Exercise brief:
Scan the listing for "Overview" and copy out each line that has it.

Records provided:
--------
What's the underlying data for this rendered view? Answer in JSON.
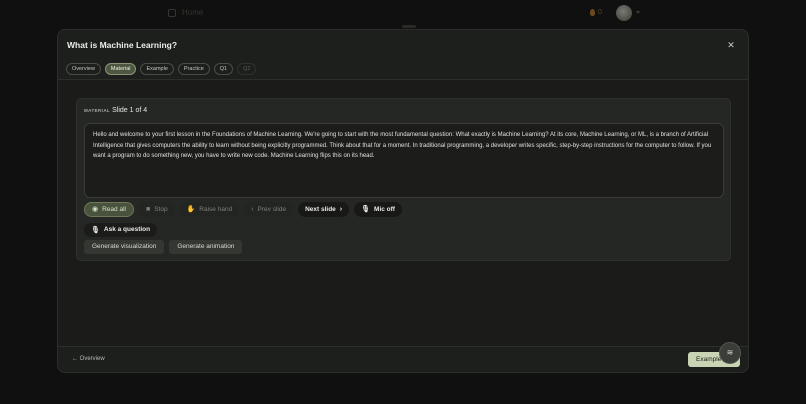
{
  "background": {
    "home_label": "Home",
    "streak_count": "0"
  },
  "modal": {
    "title": "What is Machine Learning?",
    "close_icon": "close-icon",
    "tabs": [
      {
        "label": "Overview",
        "state": "normal"
      },
      {
        "label": "Material",
        "state": "active"
      },
      {
        "label": "Example",
        "state": "normal"
      },
      {
        "label": "Practice",
        "state": "normal"
      },
      {
        "label": "Q1",
        "state": "normal"
      },
      {
        "label": "Q2",
        "state": "disabled"
      }
    ]
  },
  "card": {
    "kicker": "MATERIAL",
    "slide_count": "Slide 1 of 4",
    "body_text": "Hello and welcome to your first lesson in the Foundations of Machine Learning. We're going to start with the most fundamental question: What exactly is Machine Learning? At its core, Machine Learning, or ML, is a branch of Artificial Intelligence that gives computers the ability to learn without being explicitly programmed. Think about that for a moment. In traditional programming, a developer writes specific, step-by-step instructions for the computer to follow. If you want a program to do something new, you have to write new code. Machine Learning flips this on its head.",
    "controls": {
      "read_all": "Read all",
      "stop": "Stop",
      "raise_hand": "Raise hand",
      "prev_slide": "Prev slide",
      "next_slide": "Next slide",
      "mic_off": "Mic off"
    },
    "ask_question": "Ask a question",
    "generate_visualization": "Generate visualization",
    "generate_animation": "Generate animation"
  },
  "footer": {
    "back_label": "← Overview",
    "next_label": "Example"
  },
  "colors": {
    "accent": "#c9d4b4",
    "active_tab": "#4d5640",
    "modal_bg": "#1d1f1c"
  }
}
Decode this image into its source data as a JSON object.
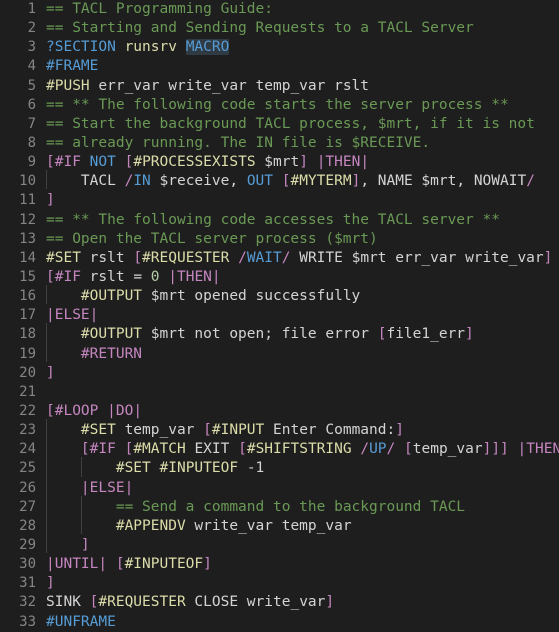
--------
Answer:
        "label": "Overview",
    "back_label": "← Overview",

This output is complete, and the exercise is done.